Dataset rows describing interfaces
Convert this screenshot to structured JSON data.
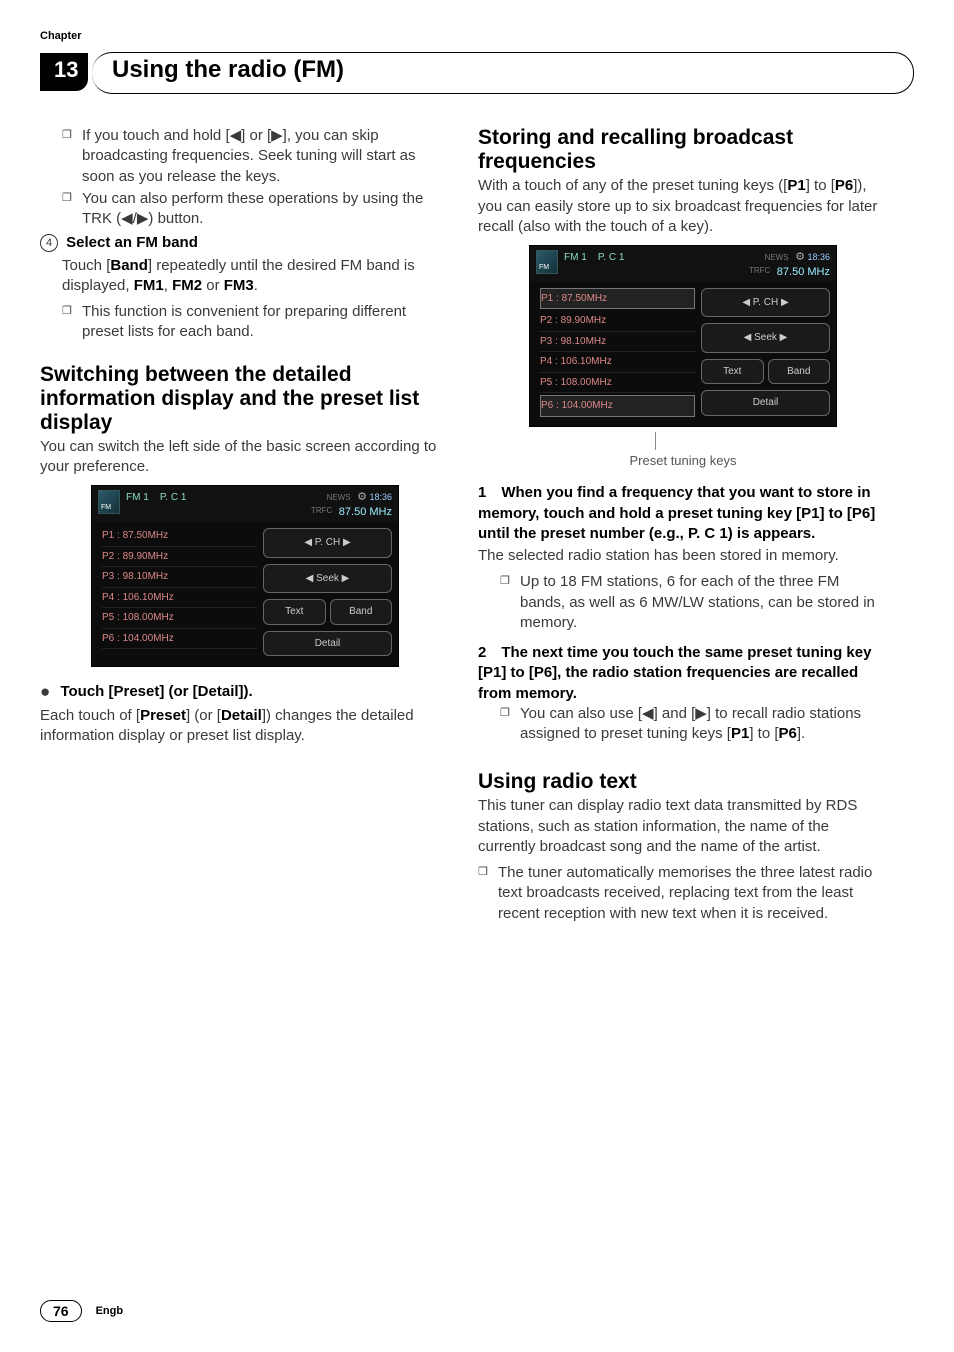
{
  "header": {
    "chapter_label": "Chapter",
    "chapter_number": "13",
    "chapter_title": "Using the radio (FM)"
  },
  "left": {
    "bullets1": [
      "If you touch and hold [◀] or [▶], you can skip broadcasting frequencies. Seek tuning will start as soon as you release the keys.",
      "You can also perform these operations by using the TRK (◀/▶) button."
    ],
    "step4_num": "4",
    "step4_title": "Select an FM band",
    "step4_body_a": "Touch [",
    "step4_band": "Band",
    "step4_body_b": "] repeatedly until the desired FM band is displayed, ",
    "step4_fm1": "FM1",
    "step4_fm2": "FM2",
    "step4_or": " or ",
    "step4_fm3": "FM3",
    "step4_body_c": ".",
    "step4_bullet": "This function is convenient for preparing different preset lists for each band.",
    "h2_switch": "Switching between the detailed information display and the preset list display",
    "switch_body": "You can switch the left side of the basic screen according to your preference.",
    "touch_preset_label": "Touch [Preset] (or [Detail]).",
    "touch_preset_body_a": "Each touch of [",
    "preset_word": "Preset",
    "touch_preset_body_b": "] (or [",
    "detail_word": "Detail",
    "touch_preset_body_c": "]) changes the detailed information display or preset list display."
  },
  "right": {
    "h2_store": "Storing and recalling broadcast frequencies",
    "store_body_a": "With a touch of any of the preset tuning keys ([",
    "p1": "P1",
    "store_body_b": "] to [",
    "p6": "P6",
    "store_body_c": "]), you can easily store up to six broadcast frequencies for later recall (also with the touch of a key).",
    "caption": "Preset tuning keys",
    "step1": "1 When you find a frequency that you want to store in memory, touch and hold a preset tuning key [P1] to [P6] until the preset number (e.g., P. C 1) is appears.",
    "step1_body": "The selected radio station has been stored in memory.",
    "step1_bullet": "Up to 18 FM stations, 6 for each of the three FM bands, as well as 6 MW/LW stations, can be stored in memory.",
    "step2": "2 The next time you touch the same preset tuning key [P1] to [P6], the radio station frequencies are recalled from memory.",
    "step2_bullet_a": "You can also use [◀] and [▶] to recall radio stations assigned to preset tuning keys [",
    "step2_bullet_b": "] to [",
    "step2_bullet_c": "].",
    "h2_radiotext": "Using radio text",
    "radiotext_body": "This tuner can display radio text data transmitted by RDS stations, such as station information, the name of the currently broadcast song and the name of the artist.",
    "radiotext_bullet": "The tuner automatically memorises the three latest radio text broadcasts received, replacing text from the least recent reception with new text when it is received."
  },
  "screenshot": {
    "top_band": "FM  1",
    "top_pc": "P. C  1",
    "news": "NEWS",
    "trfc": "TRFC",
    "time": "18:36",
    "freq": "87.50 MHz",
    "presets": [
      "P1 : 87.50MHz",
      "P2 : 89.90MHz",
      "P3 : 98.10MHz",
      "P4 : 106.10MHz",
      "P5 : 108.00MHz",
      "P6 : 104.00MHz"
    ],
    "btn_pch": "◀  P. CH  ▶",
    "btn_seek": "◀  Seek  ▶",
    "btn_text": "Text",
    "btn_band": "Band",
    "btn_detail": "Detail"
  },
  "footer": {
    "page": "76",
    "lang": "Engb"
  }
}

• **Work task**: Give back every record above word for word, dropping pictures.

• **Finished exercise**:
Convert this screenshot to structured JSON data.
{
  "header": {
    "chapter_label": "Chapter",
    "chapter_number": "13",
    "chapter_title": "Using the radio (FM)"
  },
  "left": {
    "bullets1": [
      "If you touch and hold [◀] or [▶], you can skip broadcasting frequencies. Seek tuning will start as soon as you release the keys.",
      "You can also perform these operations by using the TRK (◀/▶) button."
    ],
    "step4_num": "4",
    "step4_title": "Select an FM band",
    "step4_body_a": "Touch [",
    "step4_band": "Band",
    "step4_body_b": "] repeatedly until the desired FM band is displayed, ",
    "step4_fm1": "FM1",
    "step4_fm2": "FM2",
    "step4_or": " or ",
    "step4_fm3": "FM3",
    "step4_body_c": ".",
    "step4_bullet": "This function is convenient for preparing different preset lists for each band.",
    "h2_switch": "Switching between the detailed information display and the preset list display",
    "switch_body": "You can switch the left side of the basic screen according to your preference.",
    "touch_preset_label": "Touch [Preset] (or [Detail]).",
    "touch_preset_body_a": "Each touch of [",
    "preset_word": "Preset",
    "touch_preset_body_b": "] (or [",
    "detail_word": "Detail",
    "touch_preset_body_c": "]) changes the detailed information display or preset list display."
  },
  "right": {
    "h2_store": "Storing and recalling broadcast frequencies",
    "store_body_a": "With a touch of any of the preset tuning keys ([",
    "p1": "P1",
    "store_body_b": "] to [",
    "p6": "P6",
    "store_body_c": "]), you can easily store up to six broadcast frequencies for later recall (also with the touch of a key).",
    "caption": "Preset tuning keys",
    "step1": "1 When you find a frequency that you want to store in memory, touch and hold a preset tuning key [P1] to [P6] until the preset number (e.g., P. C 1) is appears.",
    "step1_body": "The selected radio station has been stored in memory.",
    "step1_bullet": "Up to 18 FM stations, 6 for each of the three FM bands, as well as 6 MW/LW stations, can be stored in memory.",
    "step2": "2 The next time you touch the same preset tuning key [P1] to [P6], the radio station frequencies are recalled from memory.",
    "step2_bullet_a": "You can also use [◀] and [▶] to recall radio stations assigned to preset tuning keys [",
    "step2_bullet_b": "] to [",
    "step2_bullet_c": "].",
    "h2_radiotext": "Using radio text",
    "radiotext_body": "This tuner can display radio text data transmitted by RDS stations, such as station information, the name of the currently broadcast song and the name of the artist.",
    "radiotext_bullet": "The tuner automatically memorises the three latest radio text broadcasts received, replacing text from the least recent reception with new text when it is received."
  },
  "screenshot": {
    "top_band": "FM  1",
    "top_pc": "P. C  1",
    "news": "NEWS",
    "trfc": "TRFC",
    "time": "18:36",
    "freq": "87.50 MHz",
    "presets": [
      "P1 : 87.50MHz",
      "P2 : 89.90MHz",
      "P3 : 98.10MHz",
      "P4 : 106.10MHz",
      "P5 : 108.00MHz",
      "P6 : 104.00MHz"
    ],
    "btn_pch": "◀  P. CH  ▶",
    "btn_seek": "◀  Seek  ▶",
    "btn_text": "Text",
    "btn_band": "Band",
    "btn_detail": "Detail"
  },
  "footer": {
    "page": "76",
    "lang": "Engb"
  }
}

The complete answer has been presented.